• [EXERCISE BRIEF]: Since each line must match the original, copy out the records with no differences at all.

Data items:
***

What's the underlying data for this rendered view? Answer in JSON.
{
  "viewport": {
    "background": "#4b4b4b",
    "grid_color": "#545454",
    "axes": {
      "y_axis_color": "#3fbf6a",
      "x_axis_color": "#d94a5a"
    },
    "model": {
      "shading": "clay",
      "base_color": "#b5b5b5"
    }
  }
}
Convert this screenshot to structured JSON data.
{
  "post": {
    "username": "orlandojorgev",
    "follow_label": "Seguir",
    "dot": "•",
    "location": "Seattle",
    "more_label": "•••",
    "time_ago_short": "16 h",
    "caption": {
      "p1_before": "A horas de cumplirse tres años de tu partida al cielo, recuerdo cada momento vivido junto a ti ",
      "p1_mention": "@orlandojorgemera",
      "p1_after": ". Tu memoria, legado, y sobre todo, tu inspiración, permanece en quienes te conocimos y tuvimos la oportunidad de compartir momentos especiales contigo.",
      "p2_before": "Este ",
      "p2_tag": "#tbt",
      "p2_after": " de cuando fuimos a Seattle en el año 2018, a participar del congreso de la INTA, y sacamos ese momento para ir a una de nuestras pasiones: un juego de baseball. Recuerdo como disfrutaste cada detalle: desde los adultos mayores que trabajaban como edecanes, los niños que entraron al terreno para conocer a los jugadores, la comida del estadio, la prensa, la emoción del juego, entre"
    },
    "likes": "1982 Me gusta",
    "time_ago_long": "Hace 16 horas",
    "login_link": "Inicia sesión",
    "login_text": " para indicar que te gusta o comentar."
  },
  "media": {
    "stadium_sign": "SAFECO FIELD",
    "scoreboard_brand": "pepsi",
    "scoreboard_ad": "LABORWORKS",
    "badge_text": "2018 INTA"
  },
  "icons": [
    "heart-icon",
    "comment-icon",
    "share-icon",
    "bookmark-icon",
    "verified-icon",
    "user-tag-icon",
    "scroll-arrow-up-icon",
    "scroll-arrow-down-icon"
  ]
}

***

• [TASK SOLUTION]:
What's the underlying data for this rendered view? Answer in JSON.
{
  "viewport": {
    "background": "#4b4b4b",
    "grid_color": "#545454",
    "axes": {
      "y_axis_color": "#3fbf6a",
      "x_axis_color": "#d94a5a"
    },
    "model": {
      "shading": "clay",
      "base_color": "#b5b5b5"
    }
  }
}
Convert this screenshot to structured JSON data.
{
  "post": {
    "username": "orlandojorgev",
    "follow_label": "Seguir",
    "dot": "•",
    "location": "Seattle",
    "more_label": "•••",
    "time_ago_short": "16 h",
    "caption": {
      "p1_before": "A horas de cumplirse tres años de tu partida al cielo, recuerdo cada momento vivido junto a ti ",
      "p1_mention": "@orlandojorgemera",
      "p1_after": ". Tu memoria, legado, y sobre todo, tu inspiración, permanece en quienes te conocimos y tuvimos la oportunidad de compartir momentos especiales contigo.",
      "p2_before": "Este ",
      "p2_tag": "#tbt",
      "p2_after": " de cuando fuimos a Seattle en el año 2018, a participar del congreso de la INTA, y sacamos ese momento para ir a una de nuestras pasiones: un juego de baseball. Recuerdo como disfrutaste cada detalle: desde los adultos mayores que trabajaban como edecanes, los niños que entraron al terreno para conocer a los jugadores, la comida del estadio, la prensa, la emoción del juego, entre"
    },
    "likes": "1982 Me gusta",
    "time_ago_long": "Hace 16 horas",
    "login_link": "Inicia sesión",
    "login_text": " para indicar que te gusta o comentar."
  },
  "media": {
    "stadium_sign": "SAFECO FIELD",
    "scoreboard_brand": "pepsi",
    "scoreboard_ad": "LABORWORKS",
    "badge_text": "2018 INTA"
  },
  "icons": [
    "heart-icon",
    "comment-icon",
    "share-icon",
    "bookmark-icon",
    "verified-icon",
    "user-tag-icon",
    "scroll-arrow-up-icon",
    "scroll-arrow-down-icon"
  ]
}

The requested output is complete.